START Data to process
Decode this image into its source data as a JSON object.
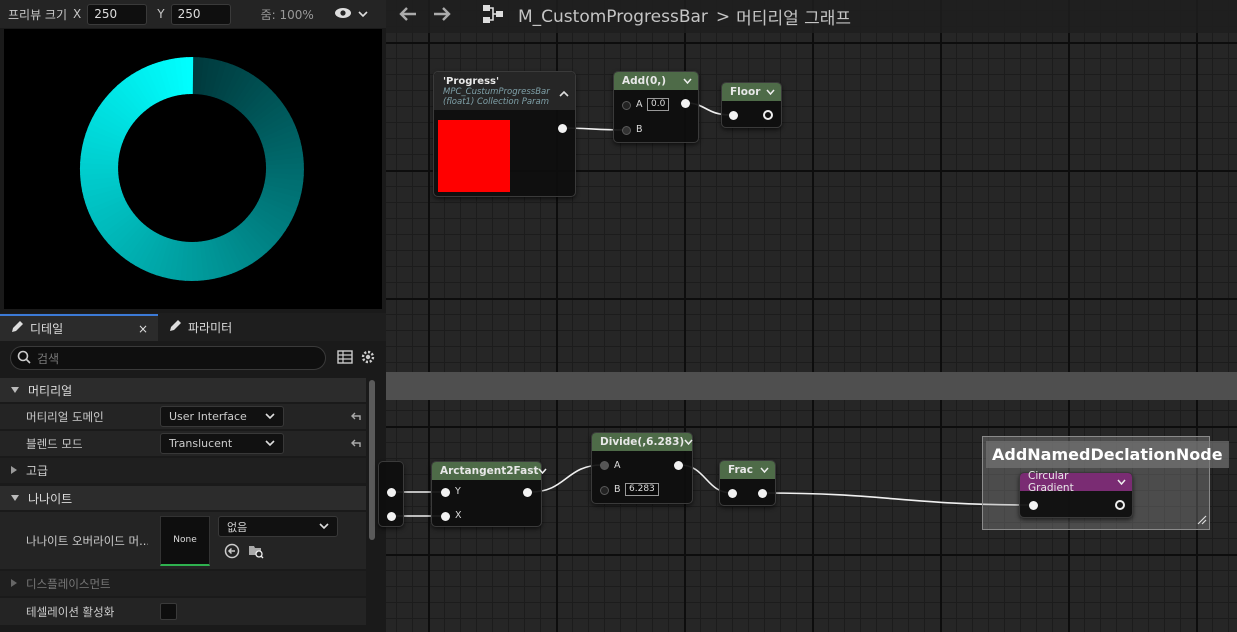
{
  "preview": {
    "title": "프리뷰 크기",
    "x_label": "X",
    "x_value": "250",
    "y_label": "Y",
    "y_value": "250",
    "zoom": "줌: 100%"
  },
  "tabs": [
    {
      "label": "디테일",
      "close": "×"
    },
    {
      "label": "파라미터"
    }
  ],
  "details": {
    "search_placeholder": "검색",
    "section_material": "머티리얼",
    "material_domain_label": "머티리얼 도메인",
    "material_domain_value": "User Interface",
    "blend_mode_label": "블렌드 모드",
    "blend_mode_value": "Translucent",
    "advanced_label": "고급",
    "section_nanite": "나나이트",
    "nanite_override_label": "나나이트 오버라이드 머...",
    "nanite_thumb_label": "None",
    "nanite_override_value": "없음",
    "displacement_label": "디스플레이스먼트",
    "tessellation_label": "테셀레이션 활성화"
  },
  "breadcrumb": {
    "asset": "M_CustomProgressBar",
    "separator": ">",
    "graph": "머티리얼 그래프"
  },
  "nodes": {
    "progress": {
      "title": "'Progress'",
      "subtitle1": "MPC_CustumProgressBar",
      "subtitle2": "(float1) Collection Param",
      "color": "#ff0000"
    },
    "add": {
      "title": "Add(0,)",
      "pin_a": "A",
      "pin_a_value": "0.0",
      "pin_b": "B"
    },
    "floor": {
      "title": "Floor"
    },
    "arctan": {
      "title": "Arctangent2Fast",
      "pin_y": "Y",
      "pin_x": "X"
    },
    "divide": {
      "title": "Divide(,6.283)",
      "pin_a": "A",
      "pin_b": "B",
      "pin_b_value": "6.283"
    },
    "frac": {
      "title": "Frac"
    },
    "circular": {
      "title": "Circular Gradient"
    }
  },
  "comment": {
    "title": "AddNamedDeclationNode"
  },
  "colors": {
    "accent_blue": "#3c7ad6",
    "node_header_green": "#4e6b48",
    "node_header_purple": "#7a2c73",
    "ring_light": "#00ffff",
    "ring_dark": "#00393c"
  }
}
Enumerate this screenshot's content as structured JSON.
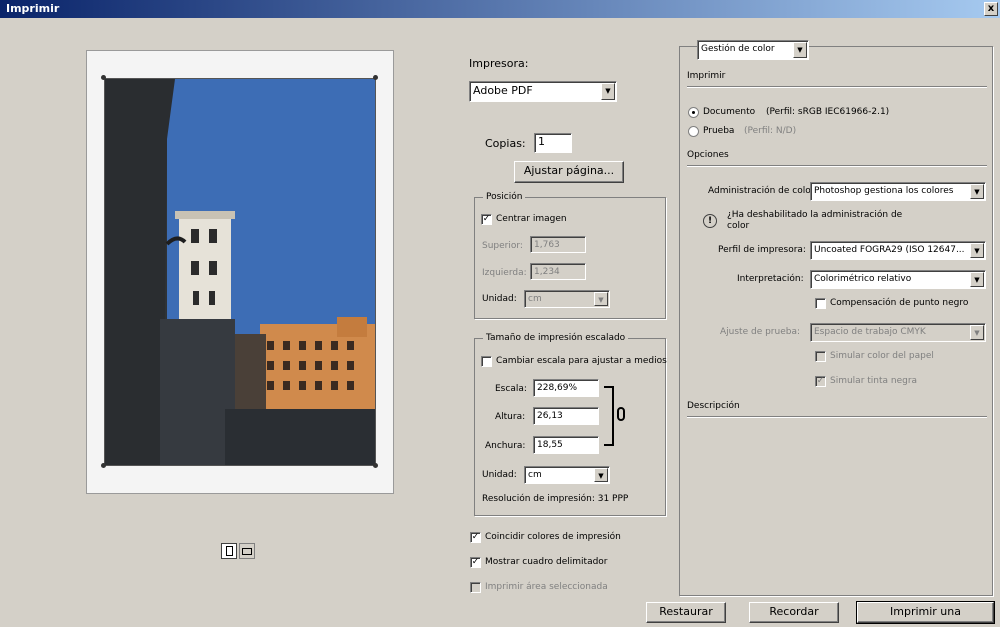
{
  "window": {
    "title": "Imprimir",
    "close": "x"
  },
  "printer": {
    "label": "Impresora:",
    "value": "Adobe PDF"
  },
  "copies": {
    "label": "Copias:",
    "value": "1"
  },
  "page_setup_button": "Ajustar página...",
  "position": {
    "title": "Posición",
    "center_label": "Centrar imagen",
    "top_label": "Superior:",
    "top_value": "1,763",
    "left_label": "Izquierda:",
    "left_value": "1,234",
    "unit_label": "Unidad:",
    "unit_value": "cm"
  },
  "scaled": {
    "title": "Tamaño de impresión escalado",
    "fit_label": "Cambiar escala para ajustar a medios",
    "scale_label": "Escala:",
    "scale_value": "228,69%",
    "height_label": "Altura:",
    "height_value": "26,13",
    "width_label": "Anchura:",
    "width_value": "18,55",
    "unit_label": "Unidad:",
    "unit_value": "cm",
    "resolution": "Resolución de impresión: 31 PPP"
  },
  "options_left": {
    "match_colors": "Coincidir colores de impresión",
    "bounding_box": "Mostrar cuadro delimitador",
    "print_selected": "Imprimir área seleccionada"
  },
  "color_panel": {
    "dropdown": "Gestión de color",
    "print_section": "Imprimir",
    "document_label": "Documento",
    "document_profile": "(Perfil: sRGB IEC61966-2.1)",
    "proof_label": "Prueba",
    "proof_profile": "(Perfil: N/D)",
    "options_section": "Opciones",
    "color_handling_label": "Administración de color:",
    "color_handling_value": "Photoshop gestiona los colores",
    "warning_text": "¿Ha deshabilitado la administración de color",
    "printer_profile_label": "Perfil de impresora:",
    "printer_profile_value": "Uncoated FOGRA29 (ISO 12647...",
    "rendering_label": "Interpretación:",
    "rendering_value": "Colorimétrico relativo",
    "bpc_label": "Compensación de punto negro",
    "proof_setup_label": "Ajuste de prueba:",
    "proof_setup_value": "Espacio de trabajo CMYK",
    "simulate_paper": "Simular color del papel",
    "simulate_ink": "Simular tinta negra",
    "description_section": "Descripción"
  },
  "buttons": {
    "reset": "Restaurar",
    "remember": "Recordar",
    "print_one": "Imprimir una"
  },
  "icons": {
    "check": "✓",
    "arrow": "▼",
    "warning": "!"
  }
}
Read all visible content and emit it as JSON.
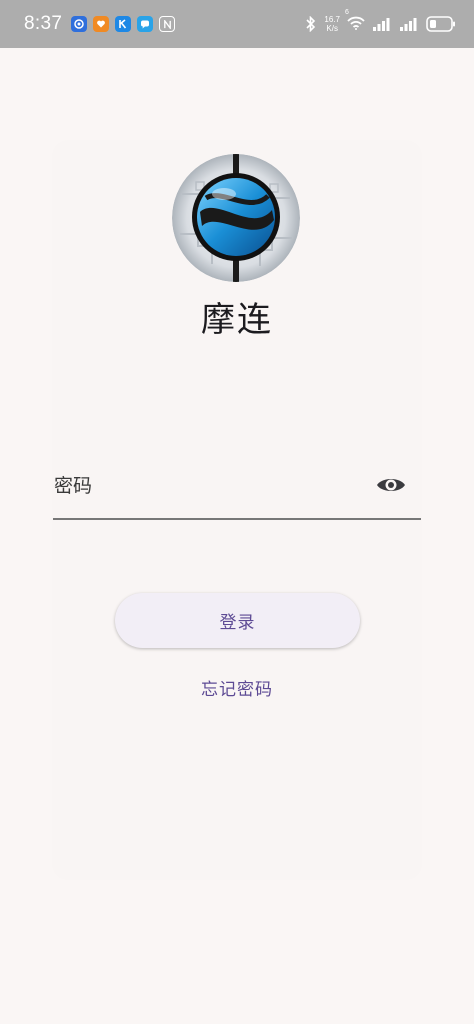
{
  "status_bar": {
    "time": "8:37",
    "net_speed_value": "16.7",
    "net_speed_unit": "K/s",
    "signal_label": "6"
  },
  "app": {
    "name": "摩连"
  },
  "login": {
    "password_label": "密码",
    "login_button": "登录",
    "forgot_password": "忘记密码"
  },
  "colors": {
    "accent": "#5d4a94",
    "status_bar": "#adadad",
    "background": "#faf6f5"
  }
}
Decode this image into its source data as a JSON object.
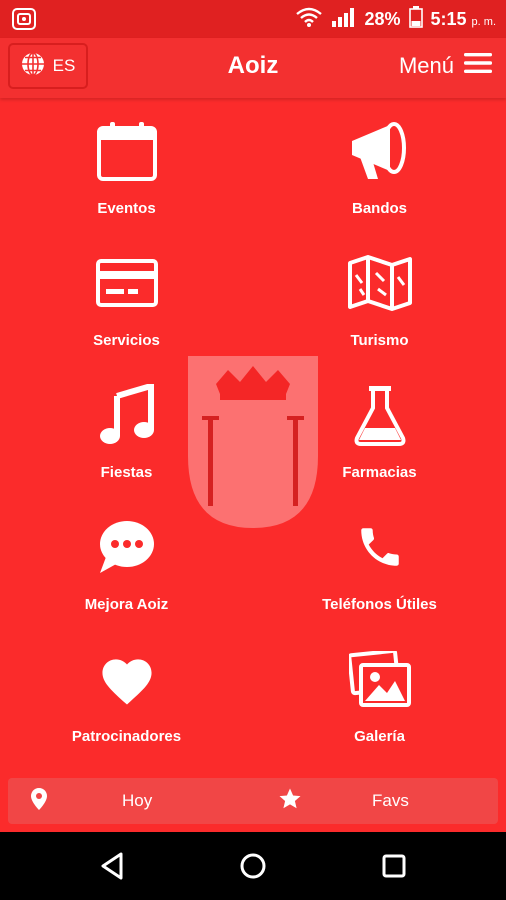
{
  "status": {
    "battery": "28%",
    "time": "5:15",
    "ampm": "p. m."
  },
  "appbar": {
    "language": "ES",
    "title": "Aoiz",
    "menu_label": "Menú"
  },
  "grid": {
    "items": [
      {
        "label": "Eventos",
        "icon": "calendar-icon"
      },
      {
        "label": "Bandos",
        "icon": "megaphone-icon"
      },
      {
        "label": "Servicios",
        "icon": "credit-card-icon"
      },
      {
        "label": "Turismo",
        "icon": "map-icon"
      },
      {
        "label": "Fiestas",
        "icon": "music-note-icon"
      },
      {
        "label": "Farmacias",
        "icon": "flask-icon"
      },
      {
        "label": "Mejora Aoiz",
        "icon": "chat-bubble-icon"
      },
      {
        "label": "Teléfonos Útiles",
        "icon": "phone-icon"
      },
      {
        "label": "Patrocinadores",
        "icon": "heart-icon"
      },
      {
        "label": "Galería",
        "icon": "gallery-icon"
      }
    ]
  },
  "bottombar": {
    "today_label": "Hoy",
    "favs_label": "Favs"
  },
  "colors": {
    "background": "#fb2b2b",
    "statusbar": "#e02121",
    "appbar": "#f33030",
    "bottombar": "#f14646"
  }
}
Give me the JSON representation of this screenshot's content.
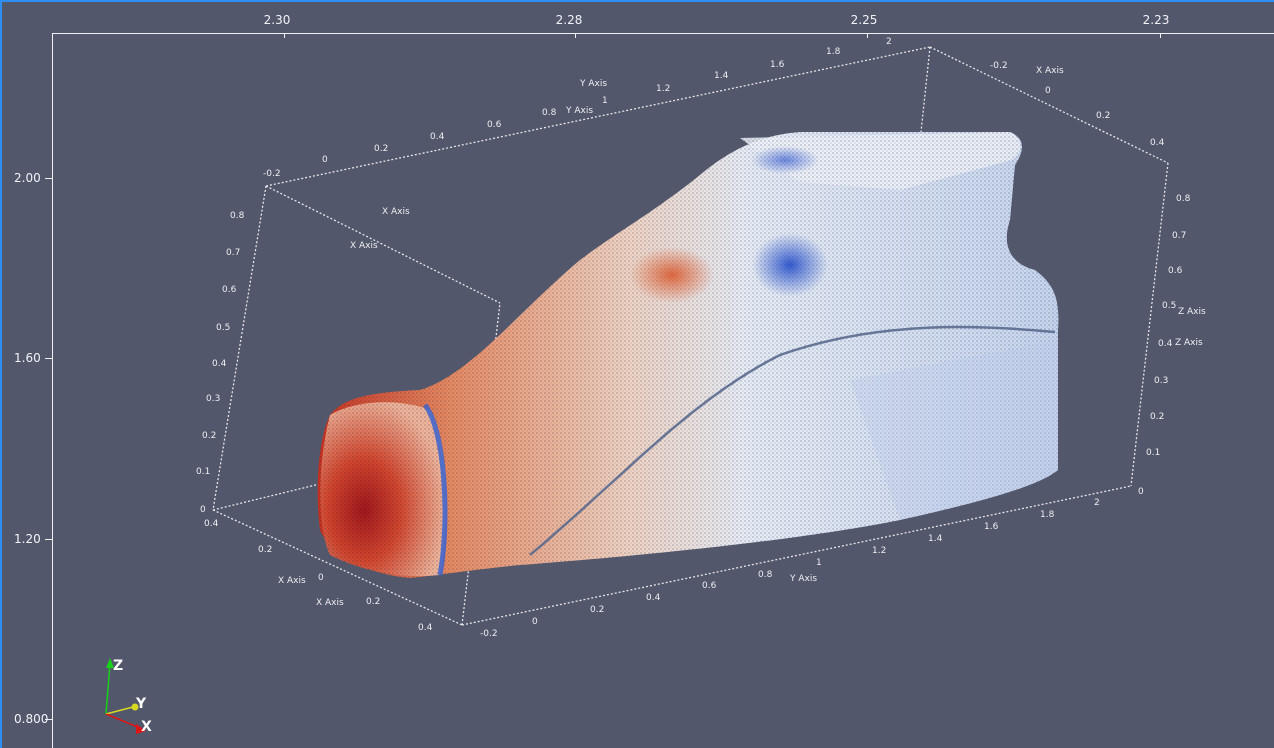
{
  "viewport": {
    "background": "#52576b",
    "focus_border_color": "#2f8ef4"
  },
  "top_ruler": {
    "labels": [
      "2.30",
      "2.28",
      "2.25",
      "2.23"
    ]
  },
  "left_ruler": {
    "labels": [
      "2.00",
      "1.60",
      "1.20",
      "0.800"
    ]
  },
  "cube_axes": {
    "axis_titles": [
      "X Axis",
      "X Axis",
      "Y Axis",
      "Y Axis",
      "Z Axis",
      "Z Axis",
      "X Axis",
      "X Axis",
      "X Axis",
      "Y Axis"
    ],
    "top_back_ticks": [
      "-0.2",
      "0",
      "0.2",
      "0.4",
      "0.6",
      "0.8",
      "1",
      "1.2",
      "1.4",
      "1.6",
      "1.8",
      "2"
    ],
    "right_top_ticks": [
      "-0.2",
      "0",
      "0.2",
      "0.4"
    ],
    "right_vertical_ticks": [
      "0.8",
      "0.7",
      "0.6",
      "0.5",
      "0.4",
      "0.3",
      "0.2",
      "0.1",
      "0"
    ],
    "left_vertical_ticks": [
      "0.8",
      "0.7",
      "0.6",
      "0.5",
      "0.4",
      "0.3",
      "0.2",
      "0.1",
      "0"
    ],
    "bottom_front_ticks": [
      "-0.2",
      "0",
      "0.2",
      "0.4",
      "0.6",
      "0.8",
      "1",
      "1.2",
      "1.4",
      "1.6",
      "1.8",
      "2"
    ],
    "left_bottom_ticks": [
      "0.4",
      "0.2",
      "0",
      "0.2",
      "0.4"
    ]
  },
  "orientation_widget": {
    "z_label": "Z",
    "y_label": "Y",
    "x_label": "X",
    "z_color": "#19d119",
    "y_color": "#d8d820",
    "x_color": "#e01515"
  },
  "colormap": {
    "low": "#3a5fd6",
    "mid": "#e9eef7",
    "high": "#b4161e"
  }
}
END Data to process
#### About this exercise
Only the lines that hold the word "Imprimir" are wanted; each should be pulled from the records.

#### The answer
    "title": "Imprimir",
    "print_selected": "Imprimir área seleccionada"
    "print_section": "Imprimir",
    "print_one": "Imprimir una"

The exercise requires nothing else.